|International Classification||G01S17/42, B60T7/22, G01S7/481, G01S17/46, G01C3/04|
|Cooperative Classification||G01S17/46, G01C3/04, G01S7/4811, G01S17/42, B60T7/22|
|European Classification||B60T7/22, G01C3/04, G01S7/481B, G01S17/46, G01S17/42|
|Apr 1, 2003||FPAY||Fee payment|
Year of fee payment: 4
|Aug 23, 2007||FPAY||Fee payment|
Year of fee payment: 8

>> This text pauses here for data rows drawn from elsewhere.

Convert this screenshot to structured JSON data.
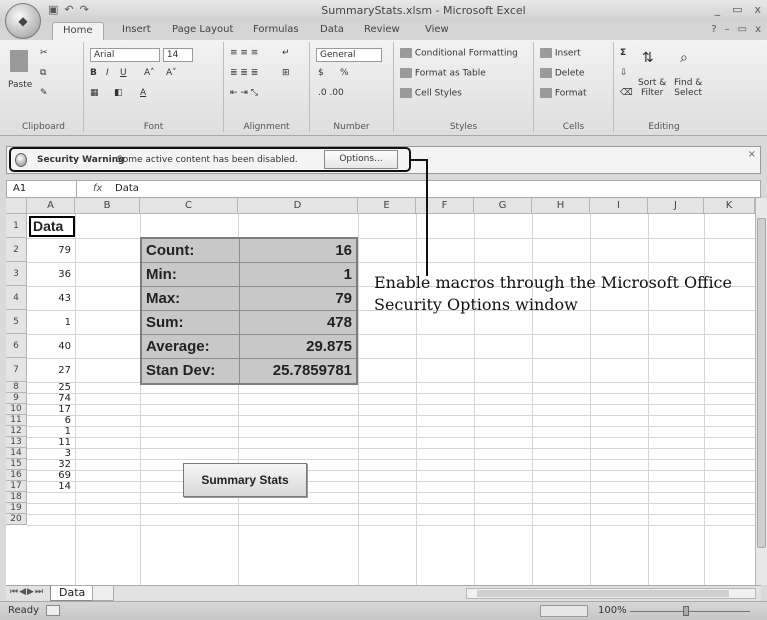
{
  "window": {
    "title": "SummaryStats.xlsm - Microsoft Excel",
    "controls": [
      "_",
      "▭",
      "x"
    ]
  },
  "ribbon": {
    "tabs": [
      "Home",
      "Insert",
      "Page Layout",
      "Formulas",
      "Data",
      "Review",
      "View"
    ],
    "clipboard": {
      "label": "Clipboard",
      "paste": "Paste"
    },
    "font": {
      "label": "Font",
      "name": "Arial",
      "size": "14",
      "bold": "B",
      "italic": "I",
      "underline": "U"
    },
    "alignment": {
      "label": "Alignment"
    },
    "number": {
      "label": "Number",
      "format": "General",
      "currency": "$",
      "percent": "%"
    },
    "styles": {
      "label": "Styles",
      "conditional": "Conditional Formatting",
      "format_table": "Format as Table",
      "cell_styles": "Cell Styles"
    },
    "cells": {
      "label": "Cells",
      "insert": "Insert",
      "delete": "Delete",
      "format": "Format"
    },
    "editing": {
      "label": "Editing",
      "sort": "Sort &",
      "filter": "Filter",
      "find": "Find &",
      "select": "Select"
    }
  },
  "security": {
    "title": "Security Warning",
    "message": "Some active content has been disabled.",
    "options_button": "Options..."
  },
  "formula_bar": {
    "name_box": "A1",
    "fx": "fx",
    "value": "Data"
  },
  "columns": [
    "A",
    "B",
    "C",
    "D",
    "E",
    "F",
    "G",
    "H",
    "I",
    "J",
    "K"
  ],
  "rows": [
    "1",
    "2",
    "3",
    "4",
    "5",
    "6",
    "7",
    "8",
    "9",
    "10",
    "11",
    "12",
    "13",
    "14",
    "15",
    "16",
    "17",
    "18",
    "19",
    "20"
  ],
  "column_a": {
    "header": "Data",
    "values": [
      "79",
      "36",
      "43",
      "1",
      "40",
      "27",
      "25",
      "74",
      "17",
      "6",
      "1",
      "11",
      "3",
      "32",
      "69",
      "14"
    ]
  },
  "stats": [
    {
      "label": "Count:",
      "value": "16"
    },
    {
      "label": "Min:",
      "value": "1"
    },
    {
      "label": "Max:",
      "value": "79"
    },
    {
      "label": "Sum:",
      "value": "478"
    },
    {
      "label": "Average:",
      "value": "29.875"
    },
    {
      "label": "Stan Dev:",
      "value": "25.7859781"
    }
  ],
  "summary_button": "Summary Stats",
  "callout": "Enable macros through the Microsoft Office Security Options window",
  "sheet": {
    "tab": "Data"
  },
  "status": {
    "ready": "Ready",
    "zoom": "100%"
  }
}
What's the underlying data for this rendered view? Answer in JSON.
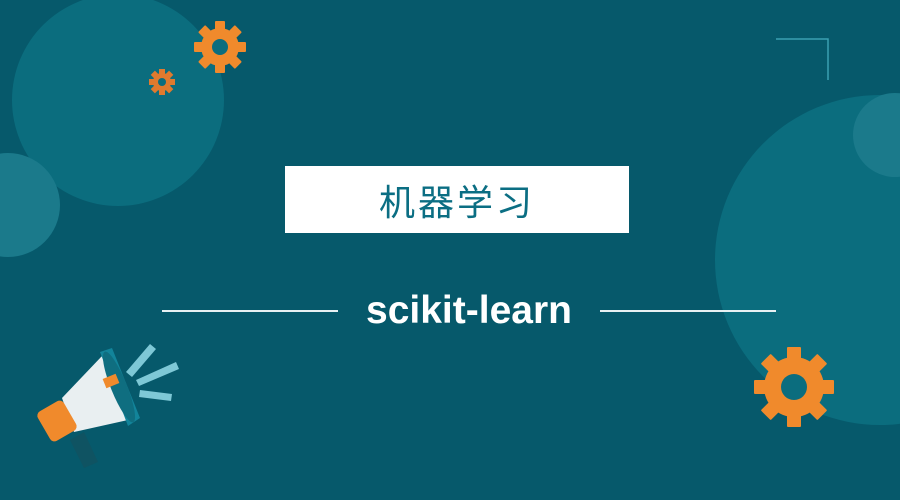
{
  "title": "机器学习",
  "subtitle": "scikit-learn",
  "colors": {
    "background": "#06596b",
    "circle": "#0b6d7e",
    "accent": "#f08a2c",
    "white": "#ffffff",
    "title_text": "#0b6e83"
  },
  "icons": [
    "gear-icon",
    "megaphone-icon"
  ]
}
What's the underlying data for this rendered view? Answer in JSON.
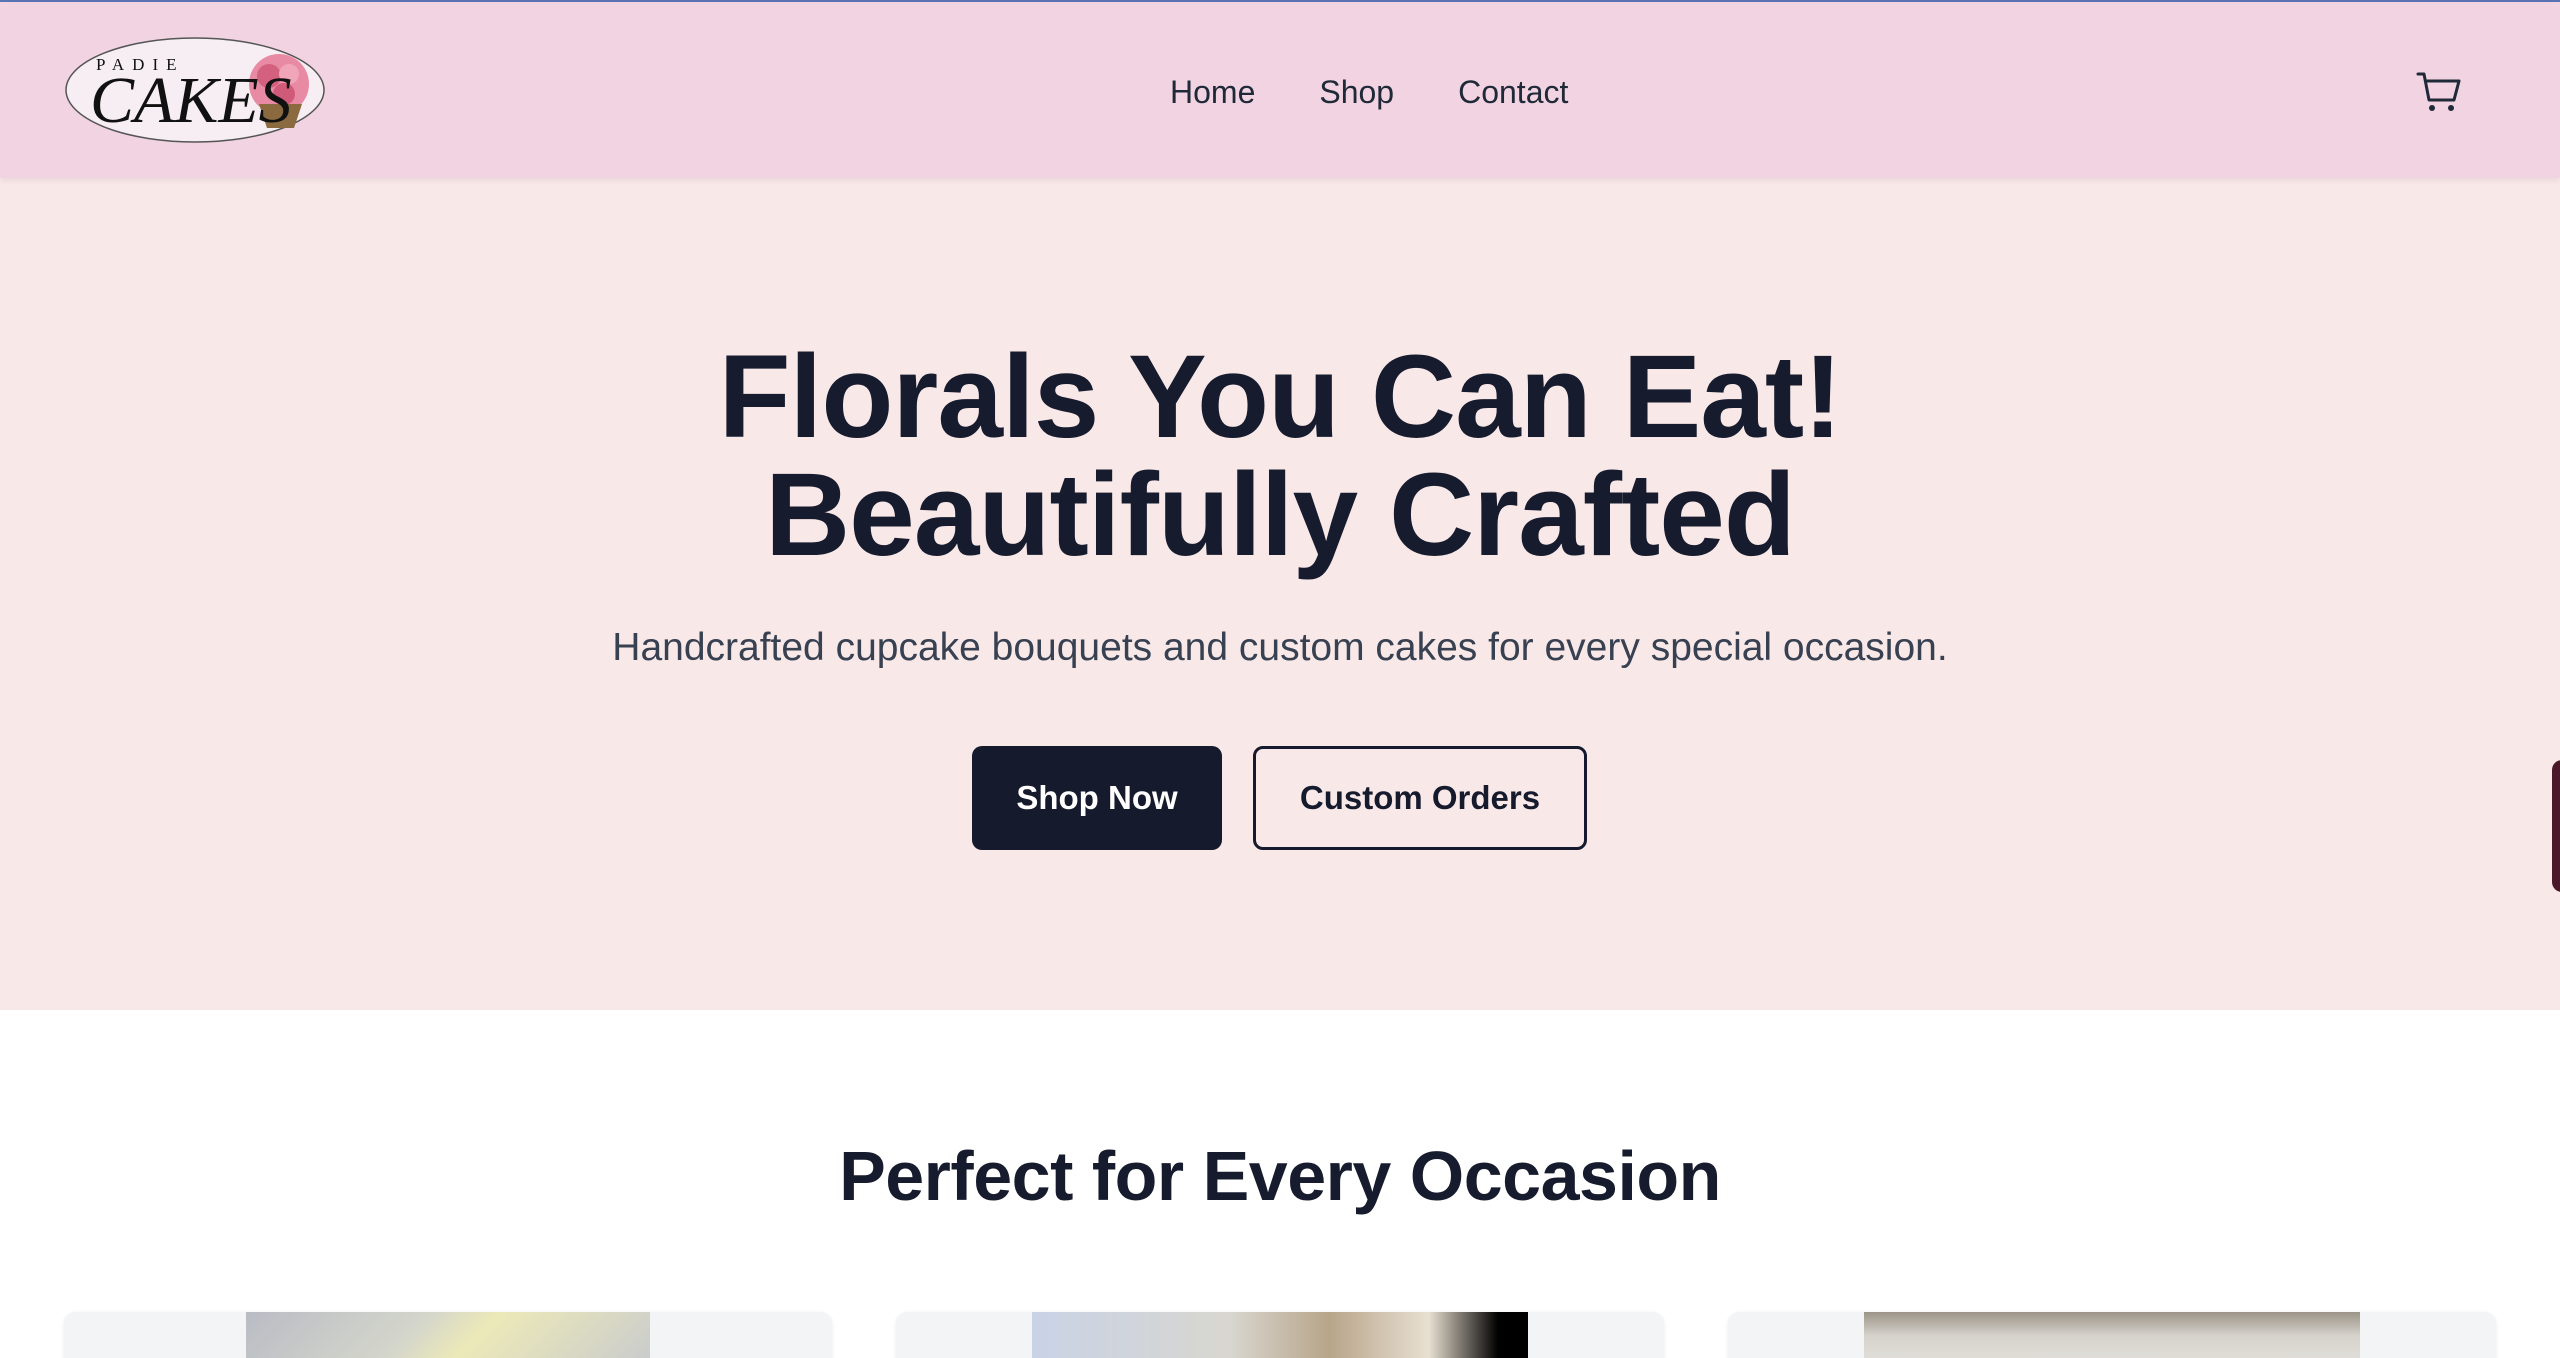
{
  "brand": {
    "logo_small_text": "PADIE",
    "logo_main_text": "CAKES"
  },
  "nav": {
    "items": [
      {
        "label": "Home"
      },
      {
        "label": "Shop"
      },
      {
        "label": "Contact"
      }
    ],
    "cart_icon": "shopping-cart-icon"
  },
  "hero": {
    "title_line1": "Florals You Can Eat!",
    "title_line2": "Beautifully Crafted",
    "subtitle": "Handcrafted cupcake bouquets and custom cakes for every special occasion.",
    "primary_button": "Shop Now",
    "secondary_button": "Custom Orders"
  },
  "occasions": {
    "heading": "Perfect for Every Occasion"
  },
  "colors": {
    "header_bg": "#f1d3e1",
    "hero_bg": "#f9e8e8",
    "primary_dark": "#151a2d",
    "text_dark": "#161b2e"
  }
}
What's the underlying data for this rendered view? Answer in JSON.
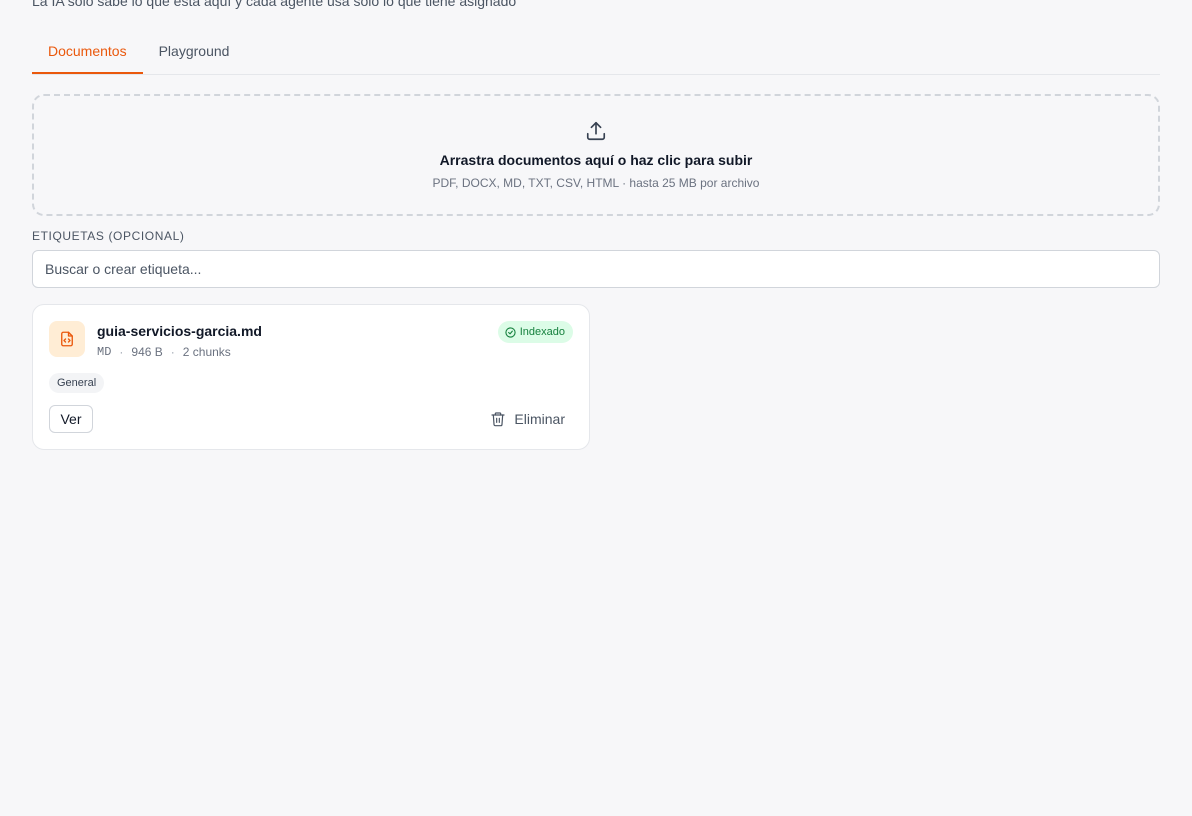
{
  "header": {
    "subtitle": "La IA solo sabe lo que está aquí y cada agente usa solo lo que tiene asignado"
  },
  "tabs": [
    {
      "label": "Documentos",
      "active": true
    },
    {
      "label": "Playground",
      "active": false
    }
  ],
  "dropzone": {
    "icon": "upload-icon",
    "title": "Arrastra documentos aquí o haz clic para subir",
    "hint": "PDF, DOCX, MD, TXT, CSV, HTML · hasta 25 MB por archivo"
  },
  "tags_field": {
    "label": "Etiquetas (opcional)",
    "placeholder": "Buscar o crear etiqueta..."
  },
  "documents": [
    {
      "name": "guia-servicios-garcia.md",
      "type": "MD",
      "size": "946 B",
      "chunks": "2 chunks",
      "status": "Indexado",
      "tags": [
        "General"
      ],
      "view_label": "Ver",
      "delete_label": "Eliminar"
    }
  ],
  "colors": {
    "accent": "#ea580c",
    "status_ok_bg": "#dcfce7",
    "status_ok_text": "#15803d"
  }
}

|Oct 17, 2011||REMI||Maintenance fee reminder mailed|
|Mar 7, 2012||LAPS||Lapse for failure to pay maintenance fees|
|Apr 24, 2012||FP||Expired due to failure to pay maintenance fee|
Effective date: 20120307